fake it 'til you make it. Initially the "atmosphere of practice" may have to be contrived. This is where numbers/accumulations are important, they get you to sit your ass down and practice. After a (long) while you feel an urge to practice. It becomes a type of addiction. You don't have to force it, it forces you. After a (longer) while the distinction between practice and post practice blurs. You do not feel obliged, yet your state of mind is a "practice" state anyway. Now you are really practicing!
To continue along the same lines using wisdom gleaned from 12 step programs; try the key of "willingness".

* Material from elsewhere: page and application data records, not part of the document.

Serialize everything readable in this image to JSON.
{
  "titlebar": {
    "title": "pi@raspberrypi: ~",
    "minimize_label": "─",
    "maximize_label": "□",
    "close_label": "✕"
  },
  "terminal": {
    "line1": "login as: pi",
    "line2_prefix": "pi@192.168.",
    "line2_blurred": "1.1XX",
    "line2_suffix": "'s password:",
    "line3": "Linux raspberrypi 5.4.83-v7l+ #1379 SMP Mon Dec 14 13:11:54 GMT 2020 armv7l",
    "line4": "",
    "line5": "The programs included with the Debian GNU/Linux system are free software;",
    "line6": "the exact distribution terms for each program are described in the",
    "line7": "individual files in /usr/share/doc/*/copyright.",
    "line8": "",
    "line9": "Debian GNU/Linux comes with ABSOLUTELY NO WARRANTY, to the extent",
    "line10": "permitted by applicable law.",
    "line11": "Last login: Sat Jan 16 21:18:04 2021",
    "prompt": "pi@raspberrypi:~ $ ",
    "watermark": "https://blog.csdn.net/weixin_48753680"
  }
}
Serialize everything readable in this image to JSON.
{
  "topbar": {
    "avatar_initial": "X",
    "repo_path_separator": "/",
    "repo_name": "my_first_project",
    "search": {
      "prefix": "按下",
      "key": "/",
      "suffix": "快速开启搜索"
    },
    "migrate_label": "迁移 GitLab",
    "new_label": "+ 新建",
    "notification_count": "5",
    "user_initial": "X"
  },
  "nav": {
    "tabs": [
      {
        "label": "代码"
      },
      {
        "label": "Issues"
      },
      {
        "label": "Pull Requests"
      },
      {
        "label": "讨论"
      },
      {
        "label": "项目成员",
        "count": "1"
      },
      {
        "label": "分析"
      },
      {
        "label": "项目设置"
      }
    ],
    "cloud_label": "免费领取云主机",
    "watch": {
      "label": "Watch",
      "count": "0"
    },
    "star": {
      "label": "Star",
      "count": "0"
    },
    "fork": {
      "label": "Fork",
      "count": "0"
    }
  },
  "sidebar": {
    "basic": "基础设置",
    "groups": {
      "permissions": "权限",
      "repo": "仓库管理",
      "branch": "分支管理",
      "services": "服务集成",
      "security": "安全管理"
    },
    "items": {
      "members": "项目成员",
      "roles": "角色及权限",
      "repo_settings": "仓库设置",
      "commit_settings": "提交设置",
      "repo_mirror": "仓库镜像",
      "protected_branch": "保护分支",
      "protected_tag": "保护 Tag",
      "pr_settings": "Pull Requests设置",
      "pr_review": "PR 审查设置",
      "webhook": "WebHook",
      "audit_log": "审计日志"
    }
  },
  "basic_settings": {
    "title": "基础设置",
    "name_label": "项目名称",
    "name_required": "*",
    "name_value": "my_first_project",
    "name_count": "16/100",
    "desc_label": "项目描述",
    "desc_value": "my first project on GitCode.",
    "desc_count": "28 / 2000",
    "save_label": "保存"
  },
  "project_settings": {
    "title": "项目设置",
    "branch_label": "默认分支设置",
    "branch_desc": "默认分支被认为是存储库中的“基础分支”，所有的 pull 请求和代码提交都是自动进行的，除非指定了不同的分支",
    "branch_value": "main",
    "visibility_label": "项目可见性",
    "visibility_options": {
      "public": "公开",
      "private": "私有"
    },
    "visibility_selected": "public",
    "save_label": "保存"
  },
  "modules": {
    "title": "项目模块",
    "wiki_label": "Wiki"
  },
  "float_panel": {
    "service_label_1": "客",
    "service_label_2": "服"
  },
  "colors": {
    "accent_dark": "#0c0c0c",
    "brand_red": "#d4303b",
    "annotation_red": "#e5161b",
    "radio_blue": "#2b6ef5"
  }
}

What is meant by that is the opposite of relying on "willfulness". If you have resistance and try to just plow through it by shear force of will, you are likely to make the matter worse. It is usually much more productive if you look to the practice, and sources of Refuge, for the resolution of your resistance. That is being "willing". It is hard to unlearn the habit of struggling with yourself, we've done it since birth. Doing practice with sincerity and a request for help decreasing your own craziness gets you barking up the right tree.
But Greg is right; on some level you've got to start with a practice that feels contrived, "fake it 'til you make it", as they say.That's ok. Your practice will change your mentality the way exercise changes your body. Using force of will to enact your practice is like trying to put on skinny jeans before you've lost the weight!
Or, to depart from 12 step wisdom for a moment, think of it like a vicious circle. The more you use force of will in your practice the more you reinforce the illusion of self. If that is so, you can see how suffering will be the predictable result. The opposite of a vicious circle is a virtuous circle. I am told that there is a positive feedback loop to practice. The gateway to this virtuous circle is, again, willingness. On the level of NgonDro practice and such, the positive feedback is a greater confidence and faith in the process of karma, the 3 Jewels, you teacher, and such. So it is a little silly to hold these as a prerequisite for practice, since they are a result of practice.
But like I said, just bullying your way through (usually) doesn't work. Within classic Buddha Dharma the way to accomplish a "willing" as opposed to "willful" attitude is found in the 4 thoughts that turn the mind.
Anyway, that's my 2 cents.